START Data under study
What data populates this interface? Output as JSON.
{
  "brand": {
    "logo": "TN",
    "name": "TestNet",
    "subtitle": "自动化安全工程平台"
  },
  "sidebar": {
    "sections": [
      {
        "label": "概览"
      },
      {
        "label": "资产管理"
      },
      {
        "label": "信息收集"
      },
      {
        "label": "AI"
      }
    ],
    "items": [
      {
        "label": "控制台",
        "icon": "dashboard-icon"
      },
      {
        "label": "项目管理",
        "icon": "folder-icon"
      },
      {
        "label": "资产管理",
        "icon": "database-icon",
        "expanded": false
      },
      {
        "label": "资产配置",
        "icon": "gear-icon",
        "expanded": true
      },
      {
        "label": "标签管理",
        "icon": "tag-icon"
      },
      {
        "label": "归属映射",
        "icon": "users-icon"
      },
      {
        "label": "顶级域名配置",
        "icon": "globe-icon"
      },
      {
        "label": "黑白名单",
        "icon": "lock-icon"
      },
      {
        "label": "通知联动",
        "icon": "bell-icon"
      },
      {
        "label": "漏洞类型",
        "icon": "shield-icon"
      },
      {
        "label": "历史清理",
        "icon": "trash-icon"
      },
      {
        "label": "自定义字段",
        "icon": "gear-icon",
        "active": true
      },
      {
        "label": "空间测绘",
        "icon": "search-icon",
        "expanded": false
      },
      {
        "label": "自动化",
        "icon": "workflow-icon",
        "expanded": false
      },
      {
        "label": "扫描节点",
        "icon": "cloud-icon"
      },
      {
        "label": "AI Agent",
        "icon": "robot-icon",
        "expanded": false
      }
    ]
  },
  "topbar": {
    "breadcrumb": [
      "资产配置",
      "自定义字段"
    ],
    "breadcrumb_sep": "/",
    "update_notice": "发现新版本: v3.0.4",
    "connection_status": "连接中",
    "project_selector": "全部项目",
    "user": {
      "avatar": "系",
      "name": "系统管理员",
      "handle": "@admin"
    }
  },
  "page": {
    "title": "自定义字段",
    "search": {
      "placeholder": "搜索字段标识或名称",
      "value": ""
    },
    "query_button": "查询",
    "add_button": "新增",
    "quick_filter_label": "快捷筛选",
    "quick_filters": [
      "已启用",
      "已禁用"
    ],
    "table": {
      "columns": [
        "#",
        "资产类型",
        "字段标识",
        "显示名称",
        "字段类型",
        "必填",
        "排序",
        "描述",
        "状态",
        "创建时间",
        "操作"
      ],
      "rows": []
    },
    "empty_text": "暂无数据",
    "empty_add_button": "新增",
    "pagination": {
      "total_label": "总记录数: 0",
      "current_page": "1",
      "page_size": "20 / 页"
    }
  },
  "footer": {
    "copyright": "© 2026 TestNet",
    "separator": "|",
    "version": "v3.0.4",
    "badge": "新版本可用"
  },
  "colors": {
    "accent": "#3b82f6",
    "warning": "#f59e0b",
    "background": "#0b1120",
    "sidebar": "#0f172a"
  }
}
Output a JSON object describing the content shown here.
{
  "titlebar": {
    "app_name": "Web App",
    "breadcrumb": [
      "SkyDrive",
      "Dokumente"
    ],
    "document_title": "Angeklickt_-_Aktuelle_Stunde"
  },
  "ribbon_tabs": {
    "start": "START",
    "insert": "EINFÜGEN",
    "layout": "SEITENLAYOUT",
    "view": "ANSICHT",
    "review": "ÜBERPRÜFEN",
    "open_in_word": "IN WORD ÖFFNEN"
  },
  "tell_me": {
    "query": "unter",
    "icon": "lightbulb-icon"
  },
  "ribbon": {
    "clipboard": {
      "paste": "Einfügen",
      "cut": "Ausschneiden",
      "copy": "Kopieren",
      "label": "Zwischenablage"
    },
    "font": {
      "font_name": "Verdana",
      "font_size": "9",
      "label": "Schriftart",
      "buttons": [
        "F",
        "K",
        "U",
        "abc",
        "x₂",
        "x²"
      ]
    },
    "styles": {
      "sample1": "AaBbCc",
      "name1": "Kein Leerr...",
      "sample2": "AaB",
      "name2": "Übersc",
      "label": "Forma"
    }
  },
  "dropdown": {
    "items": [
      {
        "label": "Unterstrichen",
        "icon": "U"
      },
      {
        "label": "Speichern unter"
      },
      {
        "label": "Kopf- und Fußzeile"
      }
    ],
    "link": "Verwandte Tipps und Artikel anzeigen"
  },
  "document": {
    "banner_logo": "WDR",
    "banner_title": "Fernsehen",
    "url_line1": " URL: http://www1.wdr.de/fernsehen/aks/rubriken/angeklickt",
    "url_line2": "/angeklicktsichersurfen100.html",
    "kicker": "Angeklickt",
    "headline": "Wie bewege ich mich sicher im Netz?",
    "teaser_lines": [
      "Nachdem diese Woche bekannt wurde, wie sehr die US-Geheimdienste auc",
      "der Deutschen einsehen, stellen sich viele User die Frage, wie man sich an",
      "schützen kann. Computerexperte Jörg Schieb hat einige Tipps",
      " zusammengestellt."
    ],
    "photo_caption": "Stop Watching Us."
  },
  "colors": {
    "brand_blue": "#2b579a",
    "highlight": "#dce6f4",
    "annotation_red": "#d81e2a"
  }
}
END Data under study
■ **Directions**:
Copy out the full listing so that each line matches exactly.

■ **Answer to this task**:
What data populates this interface? Output as JSON.
{
  "brand": {
    "logo": "TN",
    "name": "TestNet",
    "subtitle": "自动化安全工程平台"
  },
  "sidebar": {
    "sections": [
      {
        "label": "概览"
      },
      {
        "label": "资产管理"
      },
      {
        "label": "信息收集"
      },
      {
        "label": "AI"
      }
    ],
    "items": [
      {
        "label": "控制台",
        "icon": "dashboard-icon"
      },
      {
        "label": "项目管理",
        "icon": "folder-icon"
      },
      {
        "label": "资产管理",
        "icon": "database-icon",
        "expanded": false
      },
      {
        "label": "资产配置",
        "icon": "gear-icon",
        "expanded": true
      },
      {
        "label": "标签管理",
        "icon": "tag-icon"
      },
      {
        "label": "归属映射",
        "icon": "users-icon"
      },
      {
        "label": "顶级域名配置",
        "icon": "globe-icon"
      },
      {
        "label": "黑白名单",
        "icon": "lock-icon"
      },
      {
        "label": "通知联动",
        "icon": "bell-icon"
      },
      {
        "label": "漏洞类型",
        "icon": "shield-icon"
      },
      {
        "label": "历史清理",
        "icon": "trash-icon"
      },
      {
        "label": "自定义字段",
        "icon": "gear-icon",
        "active": true
      },
      {
        "label": "空间测绘",
        "icon": "search-icon",
        "expanded": false
      },
      {
        "label": "自动化",
        "icon": "workflow-icon",
        "expanded": false
      },
      {
        "label": "扫描节点",
        "icon": "cloud-icon"
      },
      {
        "label": "AI Agent",
        "icon": "robot-icon",
        "expanded": false
      }
    ]
  },
  "topbar": {
    "breadcrumb": [
      "资产配置",
      "自定义字段"
    ],
    "breadcrumb_sep": "/",
    "update_notice": "发现新版本: v3.0.4",
    "connection_status": "连接中",
    "project_selector": "全部项目",
    "user": {
      "avatar": "系",
      "name": "系统管理员",
      "handle": "@admin"
    }
  },
  "page": {
    "title": "自定义字段",
    "search": {
      "placeholder": "搜索字段标识或名称",
      "value": ""
    },
    "query_button": "查询",
    "add_button": "新增",
    "quick_filter_label": "快捷筛选",
    "quick_filters": [
      "已启用",
      "已禁用"
    ],
    "table": {
      "columns": [
        "#",
        "资产类型",
        "字段标识",
        "显示名称",
        "字段类型",
        "必填",
        "排序",
        "描述",
        "状态",
        "创建时间",
        "操作"
      ],
      "rows": []
    },
    "empty_text": "暂无数据",
    "empty_add_button": "新增",
    "pagination": {
      "total_label": "总记录数: 0",
      "current_page": "1",
      "page_size": "20 / 页"
    }
  },
  "footer": {
    "copyright": "© 2026 TestNet",
    "separator": "|",
    "version": "v3.0.4",
    "badge": "新版本可用"
  },
  "colors": {
    "accent": "#3b82f6",
    "warning": "#f59e0b",
    "background": "#0b1120",
    "sidebar": "#0f172a"
  }
}
Output a JSON object describing the content shown here.
{
  "titlebar": {
    "app_name": "Web App",
    "breadcrumb": [
      "SkyDrive",
      "Dokumente"
    ],
    "document_title": "Angeklickt_-_Aktuelle_Stunde"
  },
  "ribbon_tabs": {
    "start": "START",
    "insert": "EINFÜGEN",
    "layout": "SEITENLAYOUT",
    "view": "ANSICHT",
    "review": "ÜBERPRÜFEN",
    "open_in_word": "IN WORD ÖFFNEN"
  },
  "tell_me": {
    "query": "unter",
    "icon": "lightbulb-icon"
  },
  "ribbon": {
    "clipboard": {
      "paste": "Einfügen",
      "cut": "Ausschneiden",
      "copy": "Kopieren",
      "label": "Zwischenablage"
    },
    "font": {
      "font_name": "Verdana",
      "font_size": "9",
      "label": "Schriftart",
      "buttons": [
        "F",
        "K",
        "U",
        "abc",
        "x₂",
        "x²"
      ]
    },
    "styles": {
      "sample1": "AaBbCc",
      "name1": "Kein Leerr...",
      "sample2": "AaB",
      "name2": "Übersc",
      "label": "Forma"
    }
  },
  "dropdown": {
    "items": [
      {
        "label": "Unterstrichen",
        "icon": "U"
      },
      {
        "label": "Speichern unter"
      },
      {
        "label": "Kopf- und Fußzeile"
      }
    ],
    "link": "Verwandte Tipps und Artikel anzeigen"
  },
  "document": {
    "banner_logo": "WDR",
    "banner_title": "Fernsehen",
    "url_line1": " URL: http://www1.wdr.de/fernsehen/aks/rubriken/angeklickt",
    "url_line2": "/angeklicktsichersurfen100.html",
    "kicker": "Angeklickt",
    "headline": "Wie bewege ich mich sicher im Netz?",
    "teaser_lines": [
      "Nachdem diese Woche bekannt wurde, wie sehr die US-Geheimdienste auc",
      "der Deutschen einsehen, stellen sich viele User die Frage, wie man sich an",
      "schützen kann. Computerexperte Jörg Schieb hat einige Tipps",
      " zusammengestellt."
    ],
    "photo_caption": "Stop Watching Us."
  },
  "colors": {
    "brand_blue": "#2b579a",
    "highlight": "#dce6f4",
    "annotation_red": "#d81e2a"
  }
}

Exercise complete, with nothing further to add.